Film of the Year

Sunday, 20 December, 2015 0 Comments

On the outer edge of desolate Highland battlefield, a trio of witches predict that the Thane of Glamis will one day become the King of Scotland. Inspired by their prophecy and goaded into action by his wife, Macbeth murders the monarch and takes the crown for himself. What follows is classic Shakespearean tragedy.

This year’s screen adaptation by Australian filmmaker Justin Kurzel of the 400-year-old work wins the Rainy Day Film of the Year award. Kurzel’s interpretation revolves around a pair of truly powerful performances by Michael Fassbender and Marion Cotillard. Her fair is an ideal match for his foul and the film captures perfectly their intimate treachery as they plot to take the throne and keep it.

Justin Kurzel is equally good at depicting the psychological consequences of their crimes. When Macbeth confesses to his wife, after the murder of King Duncan, that his mind is “full of scorpions,” one can empathize with the director’s theory that this Macbeth is suffering from some kind of post-traumatic stress disorder. Were those witches a hallucination? What about the fact that he can’t get any sleep? When he begins to talk to Banquo’s ghost, Lady Macbeth tries to calm the frightened nobles at the feast: Don’t worry. He’s had these turns before, she says. It doesn’t work, though, and the guests depart.
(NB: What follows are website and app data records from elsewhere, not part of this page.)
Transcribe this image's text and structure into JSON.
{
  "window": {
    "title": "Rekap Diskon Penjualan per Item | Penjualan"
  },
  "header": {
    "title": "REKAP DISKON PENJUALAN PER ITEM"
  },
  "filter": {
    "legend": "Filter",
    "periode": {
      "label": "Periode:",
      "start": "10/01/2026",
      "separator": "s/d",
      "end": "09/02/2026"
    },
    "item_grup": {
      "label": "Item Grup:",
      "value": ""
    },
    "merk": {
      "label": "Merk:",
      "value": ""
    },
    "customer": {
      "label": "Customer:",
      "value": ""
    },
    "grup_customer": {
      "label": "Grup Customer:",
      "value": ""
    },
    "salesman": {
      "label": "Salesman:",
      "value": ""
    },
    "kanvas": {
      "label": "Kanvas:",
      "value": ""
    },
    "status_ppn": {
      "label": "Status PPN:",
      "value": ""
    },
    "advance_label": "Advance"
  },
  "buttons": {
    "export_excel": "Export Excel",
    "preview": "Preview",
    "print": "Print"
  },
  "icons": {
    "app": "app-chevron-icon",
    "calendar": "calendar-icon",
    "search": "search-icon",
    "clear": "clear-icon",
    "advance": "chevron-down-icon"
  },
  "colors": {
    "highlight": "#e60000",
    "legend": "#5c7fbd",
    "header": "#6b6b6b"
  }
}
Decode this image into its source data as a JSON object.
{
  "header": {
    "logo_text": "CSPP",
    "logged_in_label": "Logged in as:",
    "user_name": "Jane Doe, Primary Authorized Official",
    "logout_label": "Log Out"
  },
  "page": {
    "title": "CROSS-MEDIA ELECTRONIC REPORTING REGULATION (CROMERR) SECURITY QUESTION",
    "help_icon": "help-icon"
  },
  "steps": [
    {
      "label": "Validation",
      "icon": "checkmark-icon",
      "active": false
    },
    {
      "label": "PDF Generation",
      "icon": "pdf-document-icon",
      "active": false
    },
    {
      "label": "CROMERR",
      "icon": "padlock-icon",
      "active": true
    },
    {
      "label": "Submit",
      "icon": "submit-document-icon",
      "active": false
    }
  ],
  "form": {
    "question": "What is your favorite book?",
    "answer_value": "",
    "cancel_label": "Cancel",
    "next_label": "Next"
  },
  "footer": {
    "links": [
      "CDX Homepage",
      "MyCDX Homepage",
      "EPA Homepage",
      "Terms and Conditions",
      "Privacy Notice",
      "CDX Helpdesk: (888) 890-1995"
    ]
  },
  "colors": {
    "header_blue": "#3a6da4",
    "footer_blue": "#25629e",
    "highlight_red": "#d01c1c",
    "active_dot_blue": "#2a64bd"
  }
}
Macbeth is about power and the evil that people will do to get it, keep it and bequeath it. But all the cruelty of Mr and Mrs Macbeth begs a critical question: What’s the point in brutally grabbing a crown if you’re going to lose it within a generation? Tragedy.

Macbeth

Tomorrow, here, the Rainy Day Post of the Year award.


Drink of the Year

Thursday, 17 December, 2015 0 Comments

And the Rainy Day award goes to Caol Ila 12 Year Old Single Malt. Why? Because winter is here and ‘flu prevention measures have to be taken. Seriously. And this is a seriously medicinal single malt. Check out the Official Tasting Notes: “Nose: Subdued, citric fruitiness; a whiff of bath oil and dentist’s mouthwash. A little water raises almond oil and old-fashioned oilskins; still a fresh fruitiness (lychees?), a trace of olive oil, and after a while pot pourri or scented hand-soap.”

Kills bad breath, doubles as a deodorant and protects against the hospital bug — what more could one want? But that’s not all. Based on personal tasting, we can confirm that this remarkable whisky also delivers a tang of seaweed, a whiff of smoke, a glimpse of green barley, a hint of lemon pudding, a taste of treacle, a perception of salt, a smidgen of creosote and, depending on one’s temperament and temperature, wellness. Seriously.

Caol Ila

Tomorrow, here, the Rainy Day Video of the Year award.


The poetic game

Sunday, 23 August, 2015 0 Comments

The Scottish Lowland League football club Selkirk FC has hired a poet in residence. Thomas Clark, 35, will be the team’s wordsmith for the season, with his verse appearing in match day programmes and an end-of-season anthology. His published works include Intae the Snaw, a collection of Chinese poetry rendered into Scots, and a Glaswegian retelling of Alice in Wonderland. This is the business.

Take Shelter

It’s Scottish Cup day in Selkirk
An aw things are richt;
The redness on the leaves like yon,
The shinin on the watter like yon.
Och, it is a perfect day,
A joke for the guyin o the cynic an the pessimist
Wha woke up sure it would be comin doon;
An no a clood in the sky, nor a drap on the breeze,
Hints at the troubles aheid.

Thomas Clark

Facts: The people of Selkirk are known as Souters, which means cobblers (shoe makers and menders). Selkirk is twinned with Plattling, a town in Bavaria that was the home of SS Reichsführer Heinrich Himmler. On 1 May 2011, Plattling hosted veterans of the US 65th Infantry Division, who joined local people for the dedication of a memorial to the Division’s role in liberating the Plattling concentration camp in April 1945.